I also think scribbling down poetry helped me a lot, since I like to write poems. It was one of the first steps (or sketches, rather) that I did. I just let my brain go wild with ideas before realizing “Ah yeah, I can make this into something.”
The creative process is really a unique process! That being said, do you have any advice or tips you can give to aspiring musicians who’d like to pursue the same path as you?
Not to be cheesy, but starting is always the hardest step. Producing is second, you might even abhor and hate the journey of crafting your projects. However, the moment it’s finished and you get to see the fruits of your labor or passion, it’s all worth it in the end.
Write about anything. Forget about the expectations of other people and don’t even worry about any kind of comments that may spring up after it. If you’re doing it because you love it, that’s the only tip you’ll ever need to have the will to keep going.
Also, sleep a lot. Dreams can take a big part in your creative planning, sometimes!
Where can you find Dasu?
There you have it, folks! We hope that DASU was able to shed some light on the behind scene workings of music production. We have that it answered some questions you may have about the industry. If you’d like to check out DASU’s works and activities, you can keep in touch with her through her socials below!
Support Dasu on Gank: https://ganknow.com/DASUCAKIES
Dasu’s Twitter: https://twitter.com/dasucakies

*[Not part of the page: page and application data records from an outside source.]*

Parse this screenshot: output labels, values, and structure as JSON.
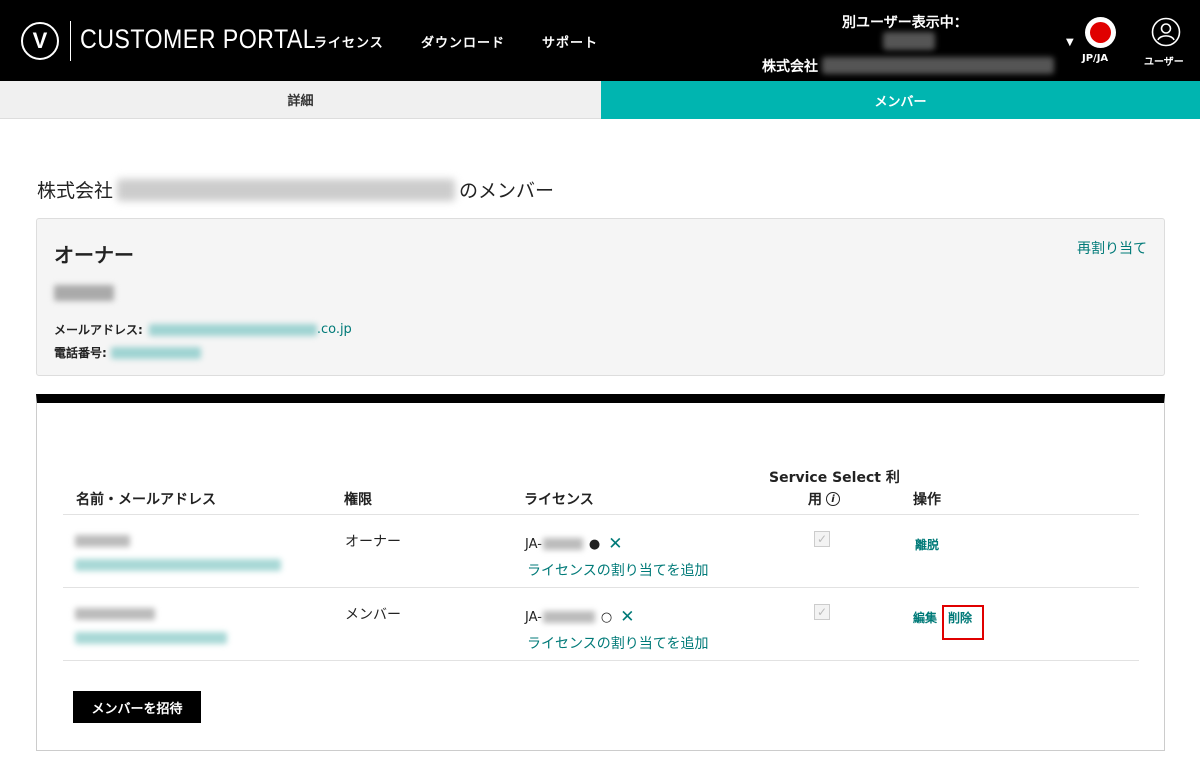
{
  "header": {
    "logo_letter": "V",
    "title": "CUSTOMER PORTAL",
    "nav": [
      "ライセンス",
      "ダウンロード",
      "サポート"
    ],
    "viewing_label": "別ユーザー表示中：",
    "viewing_company_prefix": "株式会社",
    "lang_label": "JP/JA",
    "user_label": "ユーザー"
  },
  "tabs": {
    "detail": "詳細",
    "members": "メンバー"
  },
  "page": {
    "heading_prefix": "株式会社",
    "heading_suffix": "のメンバー"
  },
  "owner_card": {
    "title": "オーナー",
    "reassign": "再割り当て",
    "email_label": "メールアドレス:",
    "email_suffix": ".co.jp",
    "phone_label": "電話番号:"
  },
  "members_table": {
    "headers": {
      "name": "名前・メールアドレス",
      "role": "権限",
      "license": "ライセンス",
      "service_select_line1": "Service Select 利",
      "service_select_line2": "用",
      "actions": "操作"
    },
    "rows": [
      {
        "role": "オーナー",
        "license_prefix": "JA-",
        "license_status": "●",
        "remove_license": "✕",
        "add_license": "ライセンスの割り当てを追加",
        "service_select_checked": true,
        "actions": [
          "離脱"
        ]
      },
      {
        "role": "メンバー",
        "license_prefix": "JA-",
        "license_status": "○",
        "remove_license": "✕",
        "add_license": "ライセンスの割り当てを追加",
        "service_select_checked": true,
        "actions": [
          "編集",
          "削除"
        ]
      }
    ],
    "invite_button": "メンバーを招待"
  },
  "colors": {
    "accent": "#00b5b0",
    "link": "#007a78",
    "highlight": "#e00000"
  }
}
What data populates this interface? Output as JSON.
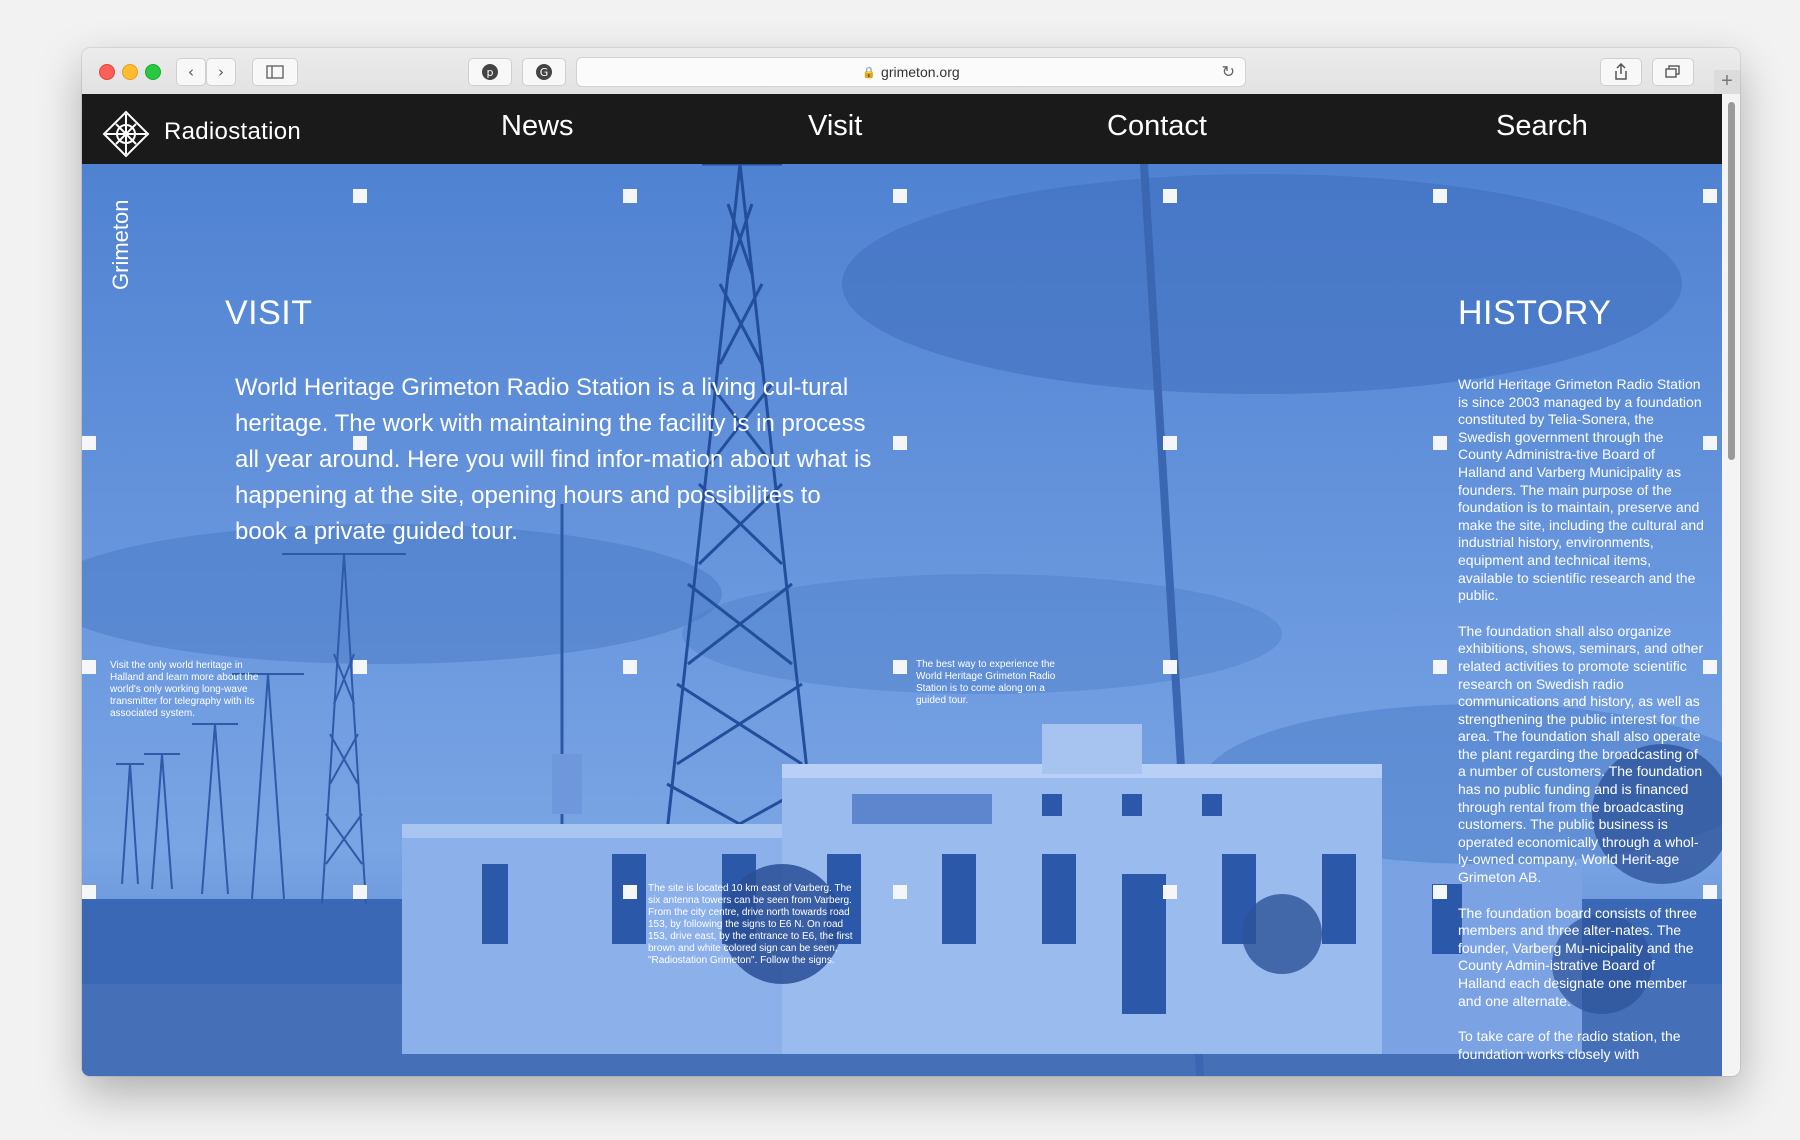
{
  "browser": {
    "url": "grimeton.org",
    "icons": [
      "back-icon",
      "forward-icon",
      "sidebar-icon",
      "pinterest-icon",
      "grammarly-icon",
      "lock-icon",
      "reload-icon",
      "share-icon",
      "tabs-icon",
      "new-tab-icon"
    ]
  },
  "site": {
    "brand": "Radiostation",
    "vertical_label": "Grimeton",
    "nav": [
      "News",
      "Visit",
      "Contact",
      "Search"
    ]
  },
  "visit": {
    "heading": "VISIT",
    "intro": "World Heritage Grimeton Radio Station is a living cul-tural heritage. The work with maintaining the facility is in process all year around. Here you will find infor-mation about what is happening at the site, opening hours and possibilites to book a private guided tour.",
    "notes": [
      "Visit the only world heritage in Halland and learn more about the world's only working long-wave transmitter for telegraphy with its associated system.",
      "The best way to experience the World Heritage Grimeton Radio Station is to come along on a guided tour.",
      "The site is located 10 km east of Varberg. The six antenna towers can be seen from Varberg. From the city centre, drive north towards road 153, by following the signs to E6 N. On road 153, drive east, by the entrance to E6, the first brown and white colored sign can be seen, \"Radiostation Grimeton\". Follow the signs."
    ]
  },
  "history": {
    "heading": "HISTORY",
    "paragraphs": [
      "World Heritage Grimeton Radio Station is since 2003 managed by a foundation constituted by Telia-Sonera, the Swedish government through the County Administra-tive Board of Halland and Varberg Municipality as founders. The main purpose of the foundation is to maintain, preserve and make the site, including the cultural and industrial history, environments, equipment and technical items, available to scientific research and the public.",
      "The foundation shall also organize exhibitions, shows, seminars, and other related activities to promote scientific research on Swedish radio communications and history, as well as strengthening the public interest for the area. The foundation shall also operate the plant regarding the broadcasting of a number of customers. The foundation has no public funding and is financed through rental from the broadcasting customers. The public business is operated economically through a whol-ly-owned company, World Herit-age Grimeton AB.",
      "The foundation board consists of three members and three alter-nates. The founder, Varberg Mu-nicipality and the County Admin-istrative Board of Halland each designate one member and one alternate.",
      "To take care of the radio station, the foundation works closely with"
    ]
  },
  "colors": {
    "nav_bg": "#1a1a1a",
    "overlay_blue": "#5b8bd6",
    "text": "#ffffff"
  }
}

Vtuber Dasu’s Twitch: https://www.twitch.tv/dasucakies
Dasu’s Youtube: https://www.youtube.com/dasucakies